EXTRACTED MATERIAL START

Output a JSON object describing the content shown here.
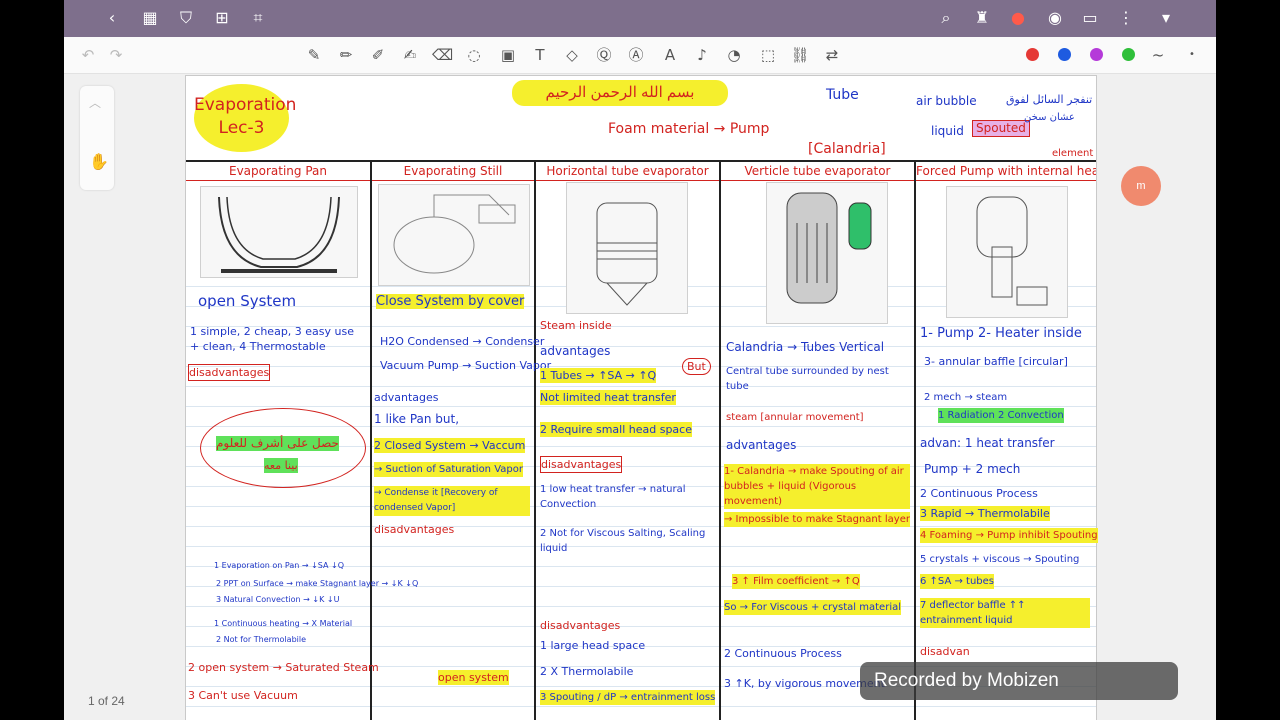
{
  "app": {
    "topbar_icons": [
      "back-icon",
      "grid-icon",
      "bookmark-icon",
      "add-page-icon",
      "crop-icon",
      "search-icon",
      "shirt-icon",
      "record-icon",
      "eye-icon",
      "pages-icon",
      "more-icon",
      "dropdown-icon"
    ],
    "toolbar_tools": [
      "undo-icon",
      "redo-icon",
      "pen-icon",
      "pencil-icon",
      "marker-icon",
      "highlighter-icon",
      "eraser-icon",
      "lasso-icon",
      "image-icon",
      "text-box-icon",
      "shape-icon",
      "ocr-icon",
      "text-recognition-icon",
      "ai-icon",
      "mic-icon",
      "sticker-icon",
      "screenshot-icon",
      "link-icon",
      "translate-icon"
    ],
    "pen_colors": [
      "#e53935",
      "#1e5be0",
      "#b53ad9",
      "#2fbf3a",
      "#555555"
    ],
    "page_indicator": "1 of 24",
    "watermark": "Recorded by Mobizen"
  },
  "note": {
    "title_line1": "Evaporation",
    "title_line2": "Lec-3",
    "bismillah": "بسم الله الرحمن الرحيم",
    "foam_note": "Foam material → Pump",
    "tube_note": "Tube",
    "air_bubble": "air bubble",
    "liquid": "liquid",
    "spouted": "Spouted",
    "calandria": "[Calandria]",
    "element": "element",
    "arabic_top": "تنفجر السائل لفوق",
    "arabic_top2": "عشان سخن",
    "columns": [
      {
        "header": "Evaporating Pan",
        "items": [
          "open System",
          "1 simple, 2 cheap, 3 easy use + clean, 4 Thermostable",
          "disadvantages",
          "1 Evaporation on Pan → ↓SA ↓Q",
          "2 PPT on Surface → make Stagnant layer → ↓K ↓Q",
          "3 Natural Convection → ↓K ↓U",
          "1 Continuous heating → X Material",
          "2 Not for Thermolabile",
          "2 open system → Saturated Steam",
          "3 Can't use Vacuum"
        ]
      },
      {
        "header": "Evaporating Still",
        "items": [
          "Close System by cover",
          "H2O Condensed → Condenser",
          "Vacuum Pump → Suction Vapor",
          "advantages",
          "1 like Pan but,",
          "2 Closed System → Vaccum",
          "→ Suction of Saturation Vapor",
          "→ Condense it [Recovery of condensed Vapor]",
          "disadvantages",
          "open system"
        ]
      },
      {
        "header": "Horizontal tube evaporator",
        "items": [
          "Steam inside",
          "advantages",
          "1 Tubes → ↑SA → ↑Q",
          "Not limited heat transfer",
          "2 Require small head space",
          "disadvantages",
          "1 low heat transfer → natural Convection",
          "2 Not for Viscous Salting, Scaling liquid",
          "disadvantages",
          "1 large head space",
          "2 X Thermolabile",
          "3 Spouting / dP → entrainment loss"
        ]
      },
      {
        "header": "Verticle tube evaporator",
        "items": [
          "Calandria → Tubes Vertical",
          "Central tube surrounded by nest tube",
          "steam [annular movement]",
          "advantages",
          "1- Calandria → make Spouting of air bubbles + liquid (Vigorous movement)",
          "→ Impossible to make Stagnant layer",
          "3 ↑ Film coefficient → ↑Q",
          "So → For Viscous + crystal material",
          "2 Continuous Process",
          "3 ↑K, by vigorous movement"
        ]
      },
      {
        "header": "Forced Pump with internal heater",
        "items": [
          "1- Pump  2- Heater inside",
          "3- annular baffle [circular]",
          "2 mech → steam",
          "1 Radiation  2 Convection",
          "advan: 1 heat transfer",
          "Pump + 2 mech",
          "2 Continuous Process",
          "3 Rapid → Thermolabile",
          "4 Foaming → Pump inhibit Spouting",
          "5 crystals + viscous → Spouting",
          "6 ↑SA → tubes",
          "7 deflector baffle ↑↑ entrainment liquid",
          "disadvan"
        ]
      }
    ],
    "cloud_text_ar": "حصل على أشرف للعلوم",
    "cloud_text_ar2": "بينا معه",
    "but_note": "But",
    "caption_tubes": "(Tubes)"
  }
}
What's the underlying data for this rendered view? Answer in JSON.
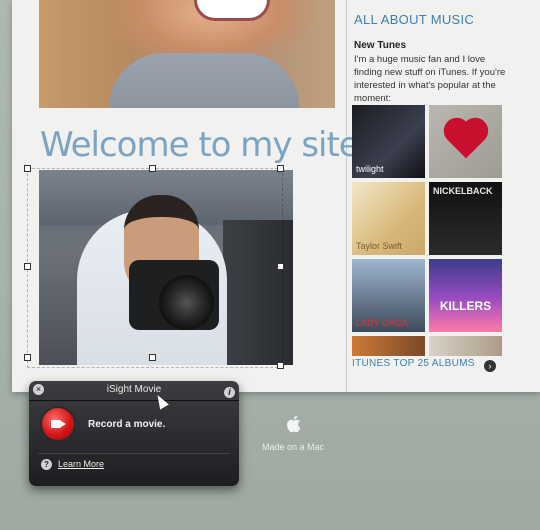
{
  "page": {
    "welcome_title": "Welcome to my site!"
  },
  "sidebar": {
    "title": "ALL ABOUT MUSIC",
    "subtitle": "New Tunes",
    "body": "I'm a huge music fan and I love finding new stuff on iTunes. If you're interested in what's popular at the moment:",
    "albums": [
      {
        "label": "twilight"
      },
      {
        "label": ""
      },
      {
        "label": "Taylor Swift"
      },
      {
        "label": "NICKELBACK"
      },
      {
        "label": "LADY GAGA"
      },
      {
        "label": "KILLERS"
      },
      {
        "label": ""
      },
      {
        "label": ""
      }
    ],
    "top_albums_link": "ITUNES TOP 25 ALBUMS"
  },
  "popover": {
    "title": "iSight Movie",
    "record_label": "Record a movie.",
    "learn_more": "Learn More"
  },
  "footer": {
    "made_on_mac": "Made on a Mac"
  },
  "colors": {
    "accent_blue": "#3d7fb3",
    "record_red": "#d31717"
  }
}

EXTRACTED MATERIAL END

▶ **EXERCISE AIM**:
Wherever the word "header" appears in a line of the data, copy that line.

▶ **WRITTEN ANSWER**:
        "header": "Evaporating Pan",
        "header": "Evaporating Still",
        "header": "Horizontal tube evaporator",
        "header": "Verticle tube evaporator",
        "header": "Forced Pump with internal heater",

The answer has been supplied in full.